Movie Review: Ai Weiwei: Never Sorry (2012) #atozchallenge


This is my entry for “A” in the Blogging A to Z Challenge. Throughout April I will be watching and reviewing a documentary movie from A to Z. Some other “A” documentaries I’ve reviewed are Africa: The SerengetiAmerican Experience: Blackout,  and American Experience: Into the Amazon.

Title: Ai Weiwei: Never Sorry
Release Date: April 16, 2012
Director: Alison Klayman
Production Company: United Expression Media
Summary/Review:

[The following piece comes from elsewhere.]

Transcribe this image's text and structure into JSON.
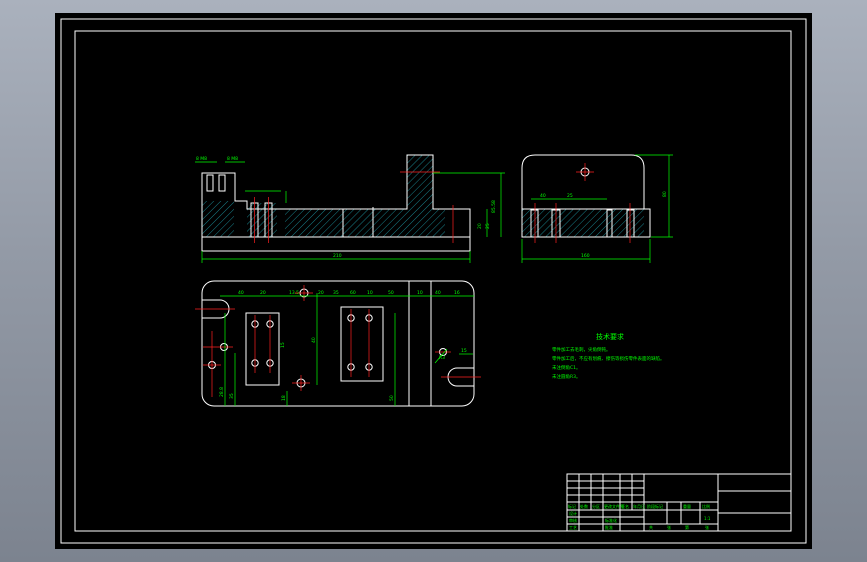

The documentary spends some time with the Chinese artists Ai Weiwei in the years between 2009 and 2011.  While Ai is shown supervising the creation of his sculpture by his assistants and attending the openings of installations in various parts of the world, the crux of this film is his activism.  Events covered include his organizing a team to collect the names and birthdates of school children who died in the collapse of substandard buildings in 2008’s Sichuan Earthquake which eventually total over 5000 names he displays on a wall.  He also is depicted being beaten severely by the police in Chengdu when he went there to testify at a fellow activist’s trial.  The Chinese government shuts down his blog and then demolishes his studios in Shanghai.  But Ai persistently attempts to work through the channels of bureaucracy to find justice, where many others would give up as intended by the system.  His family and fellow artists are interviewed and flashbacks through photographs reflect on his time in the New York City art scene in the 1980s.  Near the conclusion of the film, Ai is arrested and held for 81 days with the final scenes depicting him upon his release.  It’s a powerful film statement and surprising for the material captured on film that the Chinese government wouldn’t want people to see.

What Can One Learn From Watching This Documentary: This film shows a good example of the role the artist can play as an activist. Ai Weiwei challenges the government’s lack of transparency through provocation and creates art to memorialize the  children lost in the collapsed schools who would otherwise be anonymous.
If You Like This You Might Also Want To …: See some of my photos from Megacities Asia exhibit at the Museum of Fine Arts, which includes some works by Ai Weiwei.

Source: I watched this movie on Netflix streaming, and it is also available to Hulu subscribers.

Rating: ****